Marriages[edit]

Rick van der Linden's & Penney de Jager's wedding day, 5 August 1971

His first wife was Penney de Jager, a ballerina/burlesque dancer whom he married 5 August 1971. A son (Rick Jr.) was born in 1972, but the couple eventually divorced in 1983. On 17 May 1989 van der Linden married Inez Zwart who was also a band manager and singer in Ekseption as well as in many of Rick's solo works. After van der Linden's death, Zwart continues to bring his music to the public.

Death[edit]

Van der Linden had long suffered from diabetes with following eyesight impairment, and in 2005 had a successful eye surgery. On 19 November 2005 he suffered from a stroke which resulted in partial paralysis. He died on 22 January 2006 in Groningen, and was cremated in Assen. Almost 500 people attended his memorial service in Hoogeveen.
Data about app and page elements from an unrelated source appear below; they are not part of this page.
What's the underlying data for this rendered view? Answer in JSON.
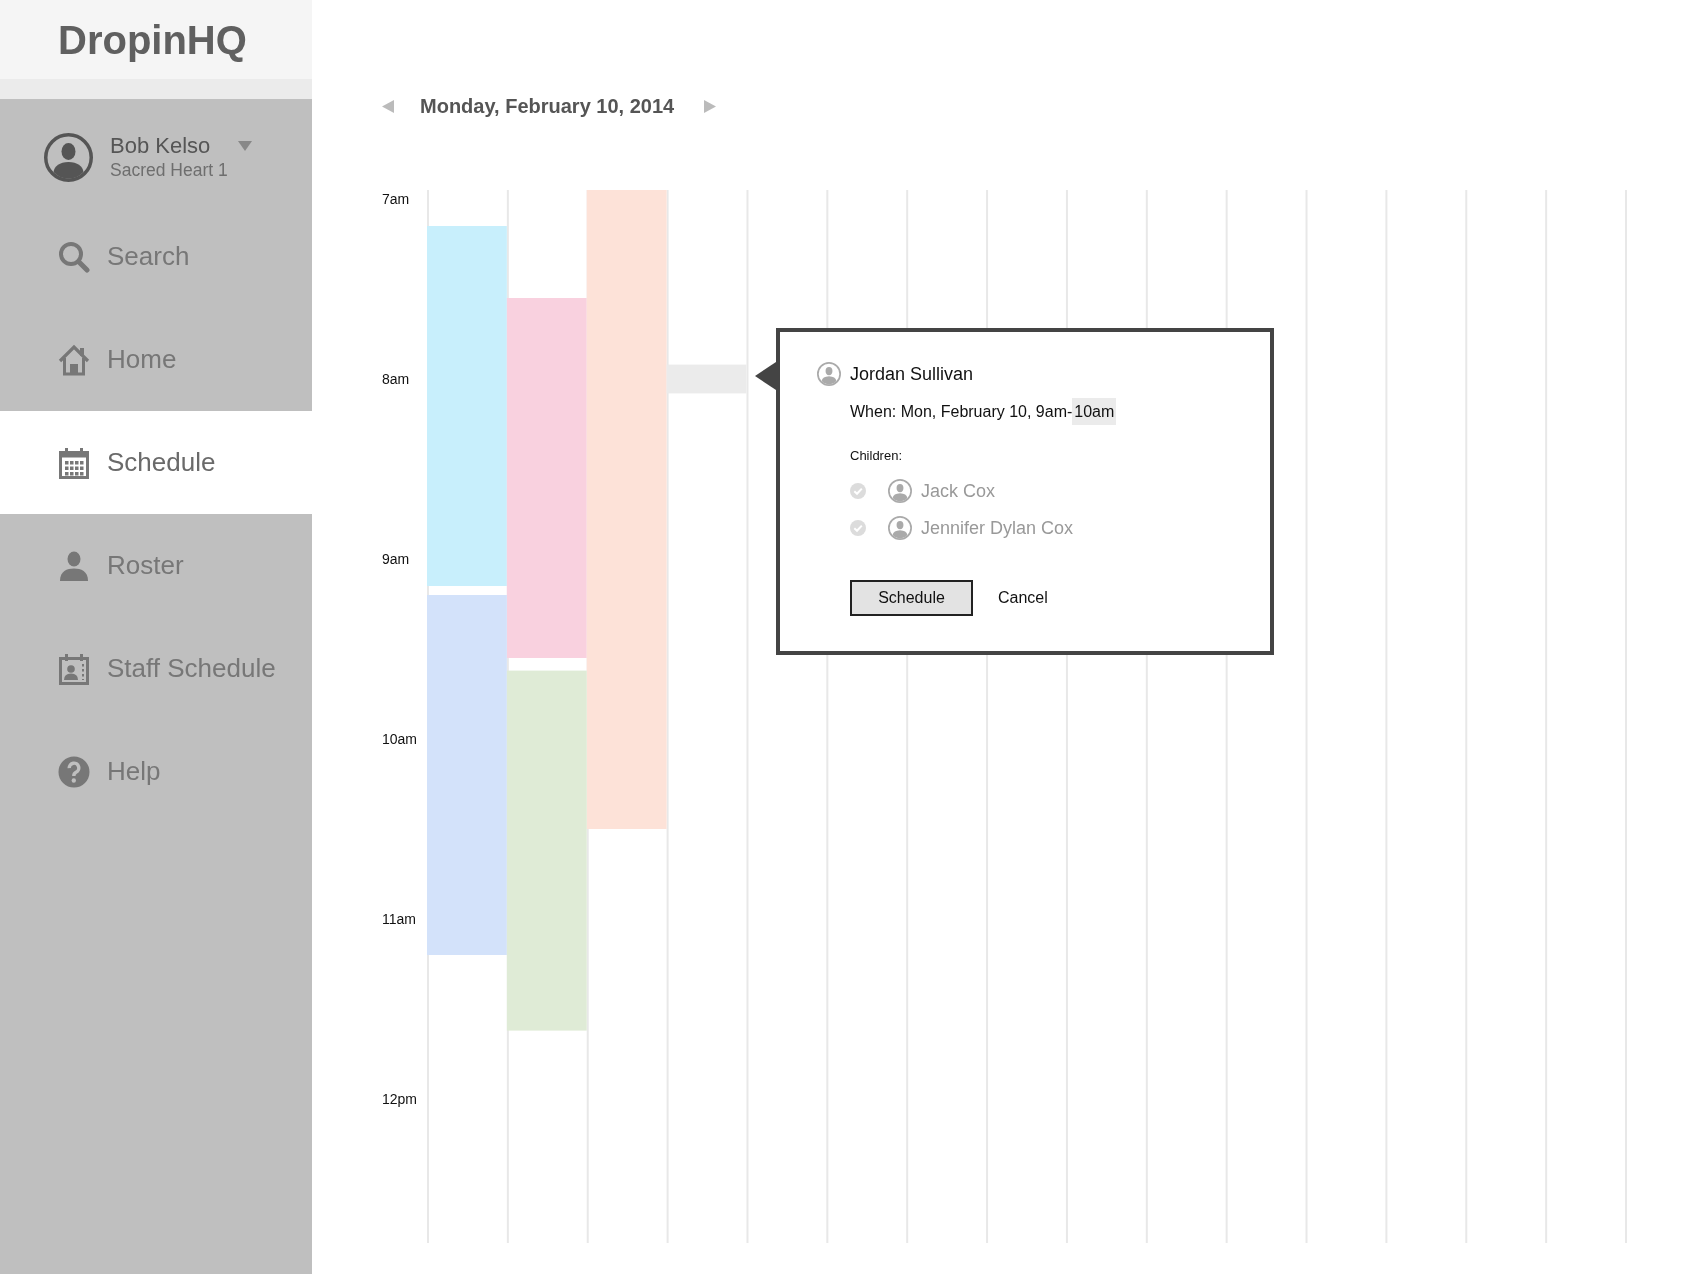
{
  "logo": "DropinHQ",
  "user": {
    "name": "Bob Kelso",
    "location": "Sacred Heart 1"
  },
  "nav": [
    {
      "label": "Search",
      "selected": false
    },
    {
      "label": "Home",
      "selected": false
    },
    {
      "label": "Schedule",
      "selected": true
    },
    {
      "label": "Roster",
      "selected": false
    },
    {
      "label": "Staff Schedule",
      "selected": false
    },
    {
      "label": "Help",
      "selected": false
    }
  ],
  "date_header": {
    "title": "Monday, February 10, 2014"
  },
  "schedule": {
    "time_labels": [
      "7am",
      "8am",
      "9am",
      "10am",
      "11am",
      "12pm"
    ],
    "events": [
      {
        "color": "#c8effc"
      },
      {
        "color": "#f9d1df"
      },
      {
        "color": "#fde2d8"
      },
      {
        "color": "#ebebeb"
      },
      {
        "color": "#d3e2fa"
      },
      {
        "color": "#dfebd6"
      }
    ]
  },
  "popup": {
    "name": "Jordan Sullivan",
    "when": [
      {
        "text": "When: Mon, February 10, 9am-",
        "highlighted": false
      },
      {
        "text": "10am",
        "highlighted": true
      }
    ],
    "children_label": "Children:",
    "children": [
      {
        "name": "Jack Cox",
        "checked": true
      },
      {
        "name": "Jennifer Dylan Cox",
        "checked": true
      }
    ],
    "buttons": [
      {
        "label": "Schedule",
        "kind": "primary"
      },
      {
        "label": "Cancel",
        "kind": "plain"
      }
    ]
  }
}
Discography[edit]

With Ekseption[edit]

see Ekseption

With Trace[edit]

see Trace

With Cum Laude[edit]

  • Cum Laude 1 (1980)
  • Cum Laude 2 (1987)

Solo[edit]

  • Plays Albinoni, Bach, Handel (1976)
  • Night of Doom (soundtrack, 1977)
  • GX1 (played entirely on the Yamaha GX-1 synthesizer, 1978)
  • Wild Connections (with Jack Lancaster, 1979)
  • Variations (with Cathalin Tercolea, 1979)
  • Solo (1981)
  • Norfolk Line (with Cathalin Tercolea, 1982)
  • Old Friends, New Friends (1985)
  • Rainbow Dubbel (1997)

References[edit]

External links[edit]